-- Opening Marker --

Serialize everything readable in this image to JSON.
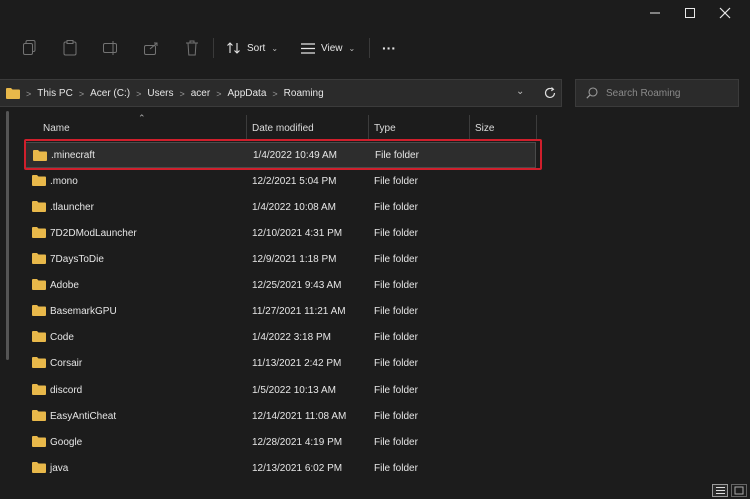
{
  "window": {
    "minimize_icon": "minimize-icon",
    "maximize_icon": "maximize-icon",
    "close_icon": "close-icon"
  },
  "toolbar": {
    "sort_label": "Sort",
    "view_label": "View",
    "more_label": "···",
    "icons": [
      "copy-icon",
      "paste-icon",
      "rename-icon",
      "share-icon",
      "delete-icon"
    ]
  },
  "address": {
    "breadcrumbs": [
      "This PC",
      "Acer (C:)",
      "Users",
      "acer",
      "AppData",
      "Roaming"
    ]
  },
  "search": {
    "placeholder": "Search Roaming"
  },
  "columns": {
    "name": "Name",
    "date": "Date modified",
    "type": "Type",
    "size": "Size"
  },
  "files": [
    {
      "name": ".minecraft",
      "date": "1/4/2022 10:49 AM",
      "type": "File folder"
    },
    {
      "name": ".mono",
      "date": "12/2/2021 5:04 PM",
      "type": "File folder"
    },
    {
      "name": ".tlauncher",
      "date": "1/4/2022 10:08 AM",
      "type": "File folder"
    },
    {
      "name": "7D2DModLauncher",
      "date": "12/10/2021 4:31 PM",
      "type": "File folder"
    },
    {
      "name": "7DaysToDie",
      "date": "12/9/2021 1:18 PM",
      "type": "File folder"
    },
    {
      "name": "Adobe",
      "date": "12/25/2021 9:43 AM",
      "type": "File folder"
    },
    {
      "name": "BasemarkGPU",
      "date": "11/27/2021 11:21 AM",
      "type": "File folder"
    },
    {
      "name": "Code",
      "date": "1/4/2022 3:18 PM",
      "type": "File folder"
    },
    {
      "name": "Corsair",
      "date": "11/13/2021 2:42 PM",
      "type": "File folder"
    },
    {
      "name": "discord",
      "date": "1/5/2022 10:13 AM",
      "type": "File folder"
    },
    {
      "name": "EasyAntiCheat",
      "date": "12/14/2021 11:08 AM",
      "type": "File folder"
    },
    {
      "name": "Google",
      "date": "12/28/2021 4:19 PM",
      "type": "File folder"
    },
    {
      "name": "java",
      "date": "12/13/2021 6:02 PM",
      "type": "File folder"
    }
  ],
  "colors": {
    "background": "#1c1c1c",
    "folder": "#e8b84a",
    "highlight": "#d01f2c"
  }
}
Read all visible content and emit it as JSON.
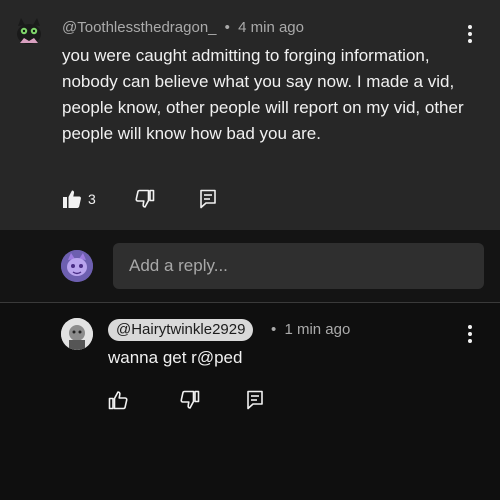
{
  "comment": {
    "handle": "@Toothlessthedragon_",
    "separator": "•",
    "time": "4 min ago",
    "text": "you were caught admitting to forging information, nobody can believe what you say now. I made a vid, people know, other people will report on my vid, other people will know how bad you are.",
    "like_count": "3",
    "icons": {
      "like": "thumbs-up-filled-icon",
      "dislike": "thumbs-down-icon",
      "reply": "reply-icon",
      "menu": "more-vert-icon"
    }
  },
  "reply_box": {
    "placeholder": "Add a reply..."
  },
  "reply": {
    "handle": "@Hairytwinkle2929",
    "separator": "•",
    "time": "1 min ago",
    "text": "wanna get r@ped",
    "icons": {
      "like": "thumbs-up-icon",
      "dislike": "thumbs-down-icon",
      "reply": "reply-icon",
      "menu": "more-vert-icon"
    }
  },
  "colors": {
    "comment_background": "#272727",
    "page_background": "#0f0f0f",
    "input_background": "#2f2f2f",
    "handle_pill": "#d9d9d9",
    "text_primary": "#f1f1f1",
    "text_secondary": "#aaaaaa"
  }
}
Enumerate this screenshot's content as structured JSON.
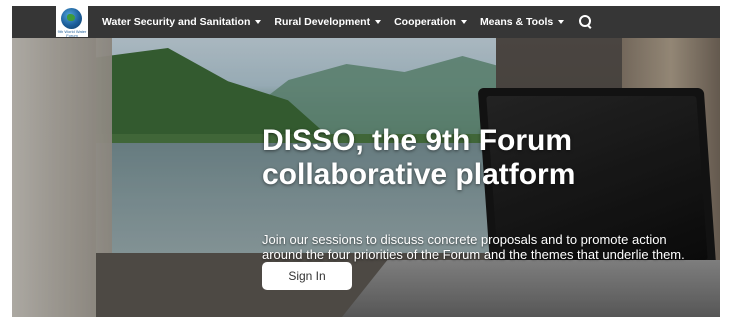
{
  "nav": {
    "logo_text": "9th World Water Forum",
    "items": [
      {
        "label": "Water Security and Sanitation"
      },
      {
        "label": "Rural Development"
      },
      {
        "label": "Cooperation"
      },
      {
        "label": "Means & Tools"
      }
    ],
    "search_icon": "search-icon"
  },
  "hero": {
    "title": "DISSO, the 9th Forum collaborative platform",
    "description": "Join our sessions to discuss concrete proposals and to promote action around the four priorities of the Forum and the themes that underlie them.",
    "signin_label": "Sign In"
  },
  "colors": {
    "nav_bg": "#363636",
    "nav_text": "#ffffff",
    "button_bg": "#ffffff"
  }
}
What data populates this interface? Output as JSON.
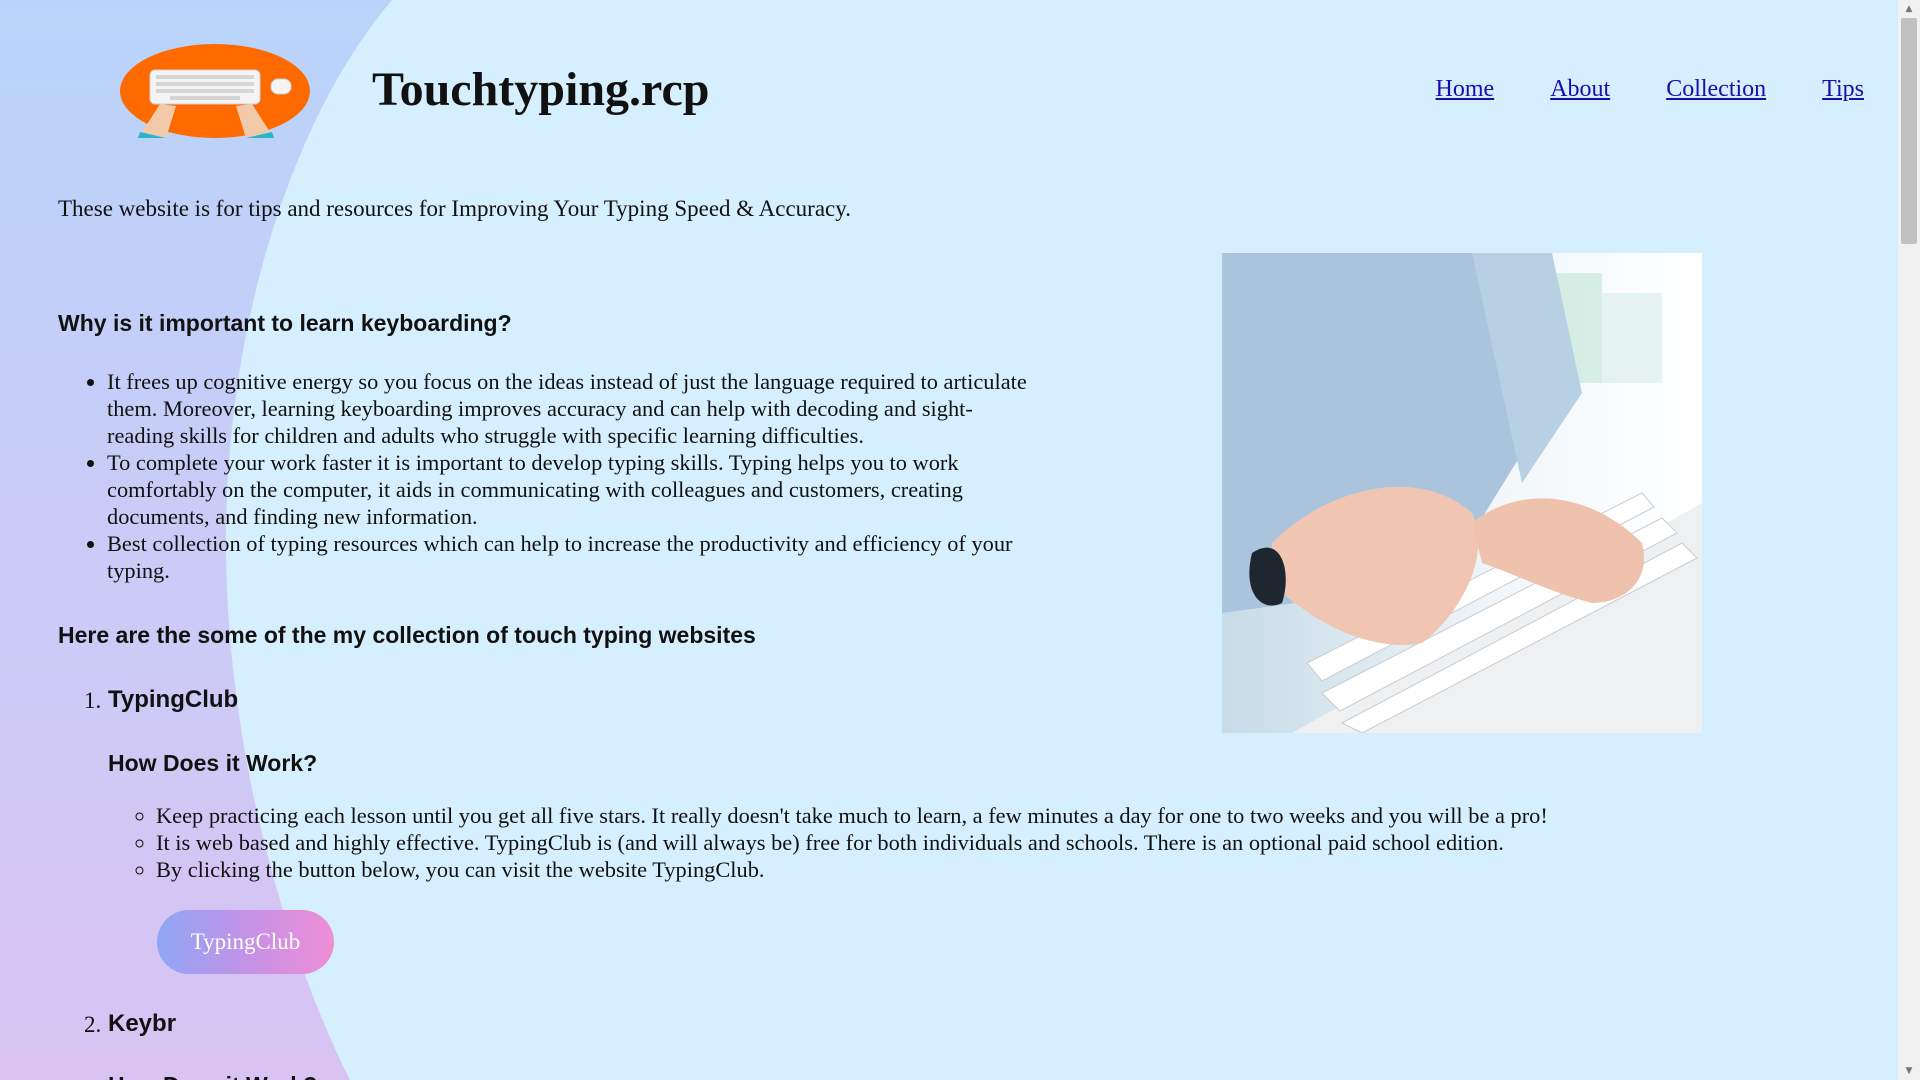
{
  "header": {
    "site_title": "Touchtyping.rcp",
    "nav": [
      "Home",
      "About",
      "Collection",
      "Tips"
    ]
  },
  "intro": "These website is for tips and resources for Improving Your Typing Speed & Accuracy.",
  "why": {
    "heading": "Why is it important to learn keyboarding?",
    "items": [
      "It frees up cognitive energy so you focus on the ideas instead of just the language required to articulate them. Moreover, learning keyboarding improves accuracy and can help with decoding and sight-reading skills for children and adults who struggle with specific learning difficulties.",
      "To complete your work faster it is important to develop typing skills. Typing helps you to work comfortably on the computer, it aids in communicating with colleagues and customers, creating documents, and finding new information.",
      "Best collection of typing resources which can help to increase the productivity and efficiency of your typing."
    ]
  },
  "collection": {
    "heading": "Here are the some of the my collection of touch typing websites",
    "sites": [
      {
        "number": "1.",
        "name": "TypingClub",
        "how_heading": "How Does it Work?",
        "points": [
          "Keep practicing each lesson until you get all five stars. It really doesn't take much to learn, a few minutes a day for one to two weeks and you will be a pro!",
          "It is web based and highly effective. TypingClub is (and will always be) free for both individuals and schools. There is an optional paid school edition.",
          "By clicking the button below, you can visit the website TypingClub."
        ],
        "button": "TypingClub"
      },
      {
        "number": "2.",
        "name": "Keybr",
        "how_heading": "How Does it Work?"
      }
    ]
  },
  "colors": {
    "background": "#d6efff",
    "blob_top": "#b9d4fa",
    "blob_bottom": "#d9c3f3",
    "link": "#1a0dab",
    "logo_orange": "#ff6a00",
    "button_gradient": [
      "#8fa6f4",
      "#c891e6",
      "#ef8ed5"
    ]
  }
}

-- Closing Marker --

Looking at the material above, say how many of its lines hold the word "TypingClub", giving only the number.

4